The problem -
Print all of the data below exactly as it appears, leaving out every image.

Element data from apps and pages:
== Segment start ==
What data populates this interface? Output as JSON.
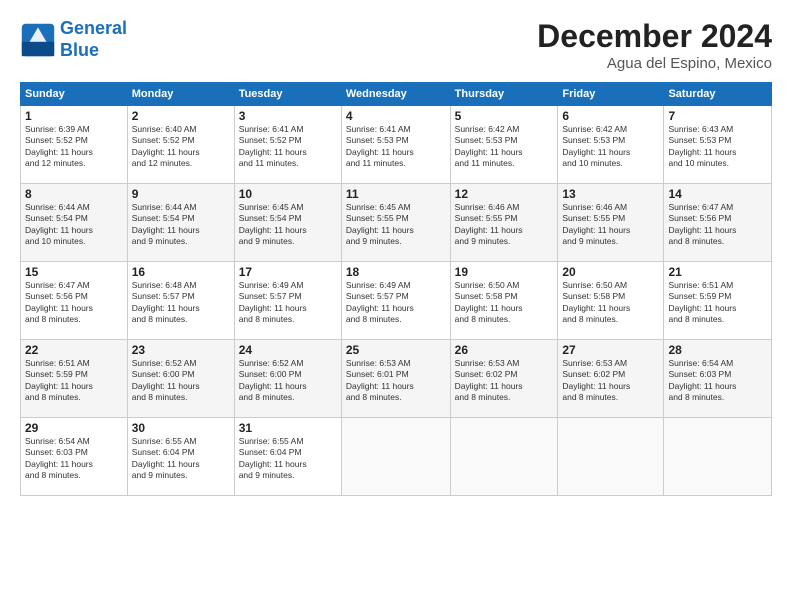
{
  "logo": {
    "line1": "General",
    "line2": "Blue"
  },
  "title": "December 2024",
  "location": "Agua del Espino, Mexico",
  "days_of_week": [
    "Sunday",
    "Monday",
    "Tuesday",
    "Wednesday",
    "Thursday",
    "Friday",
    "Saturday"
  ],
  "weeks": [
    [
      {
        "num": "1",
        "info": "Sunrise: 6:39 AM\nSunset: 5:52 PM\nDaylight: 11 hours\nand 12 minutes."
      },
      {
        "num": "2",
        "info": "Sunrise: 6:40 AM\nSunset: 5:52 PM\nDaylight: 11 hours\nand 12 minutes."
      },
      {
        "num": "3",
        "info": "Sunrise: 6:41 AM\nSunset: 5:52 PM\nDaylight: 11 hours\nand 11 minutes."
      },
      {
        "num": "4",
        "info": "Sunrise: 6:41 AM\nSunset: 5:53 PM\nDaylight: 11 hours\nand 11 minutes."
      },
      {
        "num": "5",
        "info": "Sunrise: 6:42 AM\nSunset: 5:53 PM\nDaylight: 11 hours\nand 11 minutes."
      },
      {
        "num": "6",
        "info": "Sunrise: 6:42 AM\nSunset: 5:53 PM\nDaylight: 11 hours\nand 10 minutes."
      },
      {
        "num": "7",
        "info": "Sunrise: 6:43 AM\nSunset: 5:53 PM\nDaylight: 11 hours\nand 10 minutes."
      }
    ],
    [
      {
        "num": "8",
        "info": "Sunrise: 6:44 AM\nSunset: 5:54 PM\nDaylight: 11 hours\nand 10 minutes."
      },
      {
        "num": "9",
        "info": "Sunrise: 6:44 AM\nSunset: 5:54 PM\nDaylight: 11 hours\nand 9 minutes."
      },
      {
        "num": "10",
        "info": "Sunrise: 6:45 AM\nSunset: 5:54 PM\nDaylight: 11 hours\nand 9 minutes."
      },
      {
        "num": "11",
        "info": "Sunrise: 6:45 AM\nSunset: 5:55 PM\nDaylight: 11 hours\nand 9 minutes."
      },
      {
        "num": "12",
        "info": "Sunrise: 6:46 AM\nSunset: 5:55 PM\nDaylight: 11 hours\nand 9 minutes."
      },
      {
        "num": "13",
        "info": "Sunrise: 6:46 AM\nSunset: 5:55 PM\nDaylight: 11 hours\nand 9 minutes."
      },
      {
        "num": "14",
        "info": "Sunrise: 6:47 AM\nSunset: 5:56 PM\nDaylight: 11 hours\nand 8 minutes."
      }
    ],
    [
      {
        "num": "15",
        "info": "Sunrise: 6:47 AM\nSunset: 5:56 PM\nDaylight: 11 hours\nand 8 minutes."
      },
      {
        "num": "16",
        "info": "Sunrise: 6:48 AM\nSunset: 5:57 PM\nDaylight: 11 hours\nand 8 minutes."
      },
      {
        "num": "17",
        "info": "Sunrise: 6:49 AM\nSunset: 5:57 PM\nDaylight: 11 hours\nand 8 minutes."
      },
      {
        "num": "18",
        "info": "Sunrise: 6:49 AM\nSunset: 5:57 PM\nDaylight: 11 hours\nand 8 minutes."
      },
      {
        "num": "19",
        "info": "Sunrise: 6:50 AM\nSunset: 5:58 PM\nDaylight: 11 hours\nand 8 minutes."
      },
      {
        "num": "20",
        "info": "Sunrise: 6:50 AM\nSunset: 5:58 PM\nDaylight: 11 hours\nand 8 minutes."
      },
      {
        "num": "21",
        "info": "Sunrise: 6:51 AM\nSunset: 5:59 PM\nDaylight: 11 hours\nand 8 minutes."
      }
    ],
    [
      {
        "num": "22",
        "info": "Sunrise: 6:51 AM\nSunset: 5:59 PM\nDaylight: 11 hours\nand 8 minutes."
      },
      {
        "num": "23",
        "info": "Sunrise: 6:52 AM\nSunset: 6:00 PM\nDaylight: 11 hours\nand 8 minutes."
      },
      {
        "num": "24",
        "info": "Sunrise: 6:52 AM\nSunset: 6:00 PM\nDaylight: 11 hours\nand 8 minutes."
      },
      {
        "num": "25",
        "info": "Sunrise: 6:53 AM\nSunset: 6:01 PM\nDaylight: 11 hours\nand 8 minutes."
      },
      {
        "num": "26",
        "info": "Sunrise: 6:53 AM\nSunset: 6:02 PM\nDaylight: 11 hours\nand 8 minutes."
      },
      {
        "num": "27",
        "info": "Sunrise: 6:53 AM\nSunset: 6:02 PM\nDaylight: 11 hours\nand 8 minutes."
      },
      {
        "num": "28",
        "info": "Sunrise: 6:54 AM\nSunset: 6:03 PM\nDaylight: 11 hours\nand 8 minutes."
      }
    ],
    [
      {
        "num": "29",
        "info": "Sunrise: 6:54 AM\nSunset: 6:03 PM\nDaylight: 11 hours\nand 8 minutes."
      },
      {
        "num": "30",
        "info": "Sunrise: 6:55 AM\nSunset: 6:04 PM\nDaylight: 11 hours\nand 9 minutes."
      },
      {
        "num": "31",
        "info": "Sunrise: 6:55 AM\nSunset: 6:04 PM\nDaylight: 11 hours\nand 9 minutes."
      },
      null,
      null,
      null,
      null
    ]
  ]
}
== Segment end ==
Response to this task -
What data populates this interface? Output as JSON.
{
  "logo": {
    "line1": "General",
    "line2": "Blue"
  },
  "title": "December 2024",
  "location": "Agua del Espino, Mexico",
  "days_of_week": [
    "Sunday",
    "Monday",
    "Tuesday",
    "Wednesday",
    "Thursday",
    "Friday",
    "Saturday"
  ],
  "weeks": [
    [
      {
        "num": "1",
        "info": "Sunrise: 6:39 AM\nSunset: 5:52 PM\nDaylight: 11 hours\nand 12 minutes."
      },
      {
        "num": "2",
        "info": "Sunrise: 6:40 AM\nSunset: 5:52 PM\nDaylight: 11 hours\nand 12 minutes."
      },
      {
        "num": "3",
        "info": "Sunrise: 6:41 AM\nSunset: 5:52 PM\nDaylight: 11 hours\nand 11 minutes."
      },
      {
        "num": "4",
        "info": "Sunrise: 6:41 AM\nSunset: 5:53 PM\nDaylight: 11 hours\nand 11 minutes."
      },
      {
        "num": "5",
        "info": "Sunrise: 6:42 AM\nSunset: 5:53 PM\nDaylight: 11 hours\nand 11 minutes."
      },
      {
        "num": "6",
        "info": "Sunrise: 6:42 AM\nSunset: 5:53 PM\nDaylight: 11 hours\nand 10 minutes."
      },
      {
        "num": "7",
        "info": "Sunrise: 6:43 AM\nSunset: 5:53 PM\nDaylight: 11 hours\nand 10 minutes."
      }
    ],
    [
      {
        "num": "8",
        "info": "Sunrise: 6:44 AM\nSunset: 5:54 PM\nDaylight: 11 hours\nand 10 minutes."
      },
      {
        "num": "9",
        "info": "Sunrise: 6:44 AM\nSunset: 5:54 PM\nDaylight: 11 hours\nand 9 minutes."
      },
      {
        "num": "10",
        "info": "Sunrise: 6:45 AM\nSunset: 5:54 PM\nDaylight: 11 hours\nand 9 minutes."
      },
      {
        "num": "11",
        "info": "Sunrise: 6:45 AM\nSunset: 5:55 PM\nDaylight: 11 hours\nand 9 minutes."
      },
      {
        "num": "12",
        "info": "Sunrise: 6:46 AM\nSunset: 5:55 PM\nDaylight: 11 hours\nand 9 minutes."
      },
      {
        "num": "13",
        "info": "Sunrise: 6:46 AM\nSunset: 5:55 PM\nDaylight: 11 hours\nand 9 minutes."
      },
      {
        "num": "14",
        "info": "Sunrise: 6:47 AM\nSunset: 5:56 PM\nDaylight: 11 hours\nand 8 minutes."
      }
    ],
    [
      {
        "num": "15",
        "info": "Sunrise: 6:47 AM\nSunset: 5:56 PM\nDaylight: 11 hours\nand 8 minutes."
      },
      {
        "num": "16",
        "info": "Sunrise: 6:48 AM\nSunset: 5:57 PM\nDaylight: 11 hours\nand 8 minutes."
      },
      {
        "num": "17",
        "info": "Sunrise: 6:49 AM\nSunset: 5:57 PM\nDaylight: 11 hours\nand 8 minutes."
      },
      {
        "num": "18",
        "info": "Sunrise: 6:49 AM\nSunset: 5:57 PM\nDaylight: 11 hours\nand 8 minutes."
      },
      {
        "num": "19",
        "info": "Sunrise: 6:50 AM\nSunset: 5:58 PM\nDaylight: 11 hours\nand 8 minutes."
      },
      {
        "num": "20",
        "info": "Sunrise: 6:50 AM\nSunset: 5:58 PM\nDaylight: 11 hours\nand 8 minutes."
      },
      {
        "num": "21",
        "info": "Sunrise: 6:51 AM\nSunset: 5:59 PM\nDaylight: 11 hours\nand 8 minutes."
      }
    ],
    [
      {
        "num": "22",
        "info": "Sunrise: 6:51 AM\nSunset: 5:59 PM\nDaylight: 11 hours\nand 8 minutes."
      },
      {
        "num": "23",
        "info": "Sunrise: 6:52 AM\nSunset: 6:00 PM\nDaylight: 11 hours\nand 8 minutes."
      },
      {
        "num": "24",
        "info": "Sunrise: 6:52 AM\nSunset: 6:00 PM\nDaylight: 11 hours\nand 8 minutes."
      },
      {
        "num": "25",
        "info": "Sunrise: 6:53 AM\nSunset: 6:01 PM\nDaylight: 11 hours\nand 8 minutes."
      },
      {
        "num": "26",
        "info": "Sunrise: 6:53 AM\nSunset: 6:02 PM\nDaylight: 11 hours\nand 8 minutes."
      },
      {
        "num": "27",
        "info": "Sunrise: 6:53 AM\nSunset: 6:02 PM\nDaylight: 11 hours\nand 8 minutes."
      },
      {
        "num": "28",
        "info": "Sunrise: 6:54 AM\nSunset: 6:03 PM\nDaylight: 11 hours\nand 8 minutes."
      }
    ],
    [
      {
        "num": "29",
        "info": "Sunrise: 6:54 AM\nSunset: 6:03 PM\nDaylight: 11 hours\nand 8 minutes."
      },
      {
        "num": "30",
        "info": "Sunrise: 6:55 AM\nSunset: 6:04 PM\nDaylight: 11 hours\nand 9 minutes."
      },
      {
        "num": "31",
        "info": "Sunrise: 6:55 AM\nSunset: 6:04 PM\nDaylight: 11 hours\nand 9 minutes."
      },
      null,
      null,
      null,
      null
    ]
  ]
}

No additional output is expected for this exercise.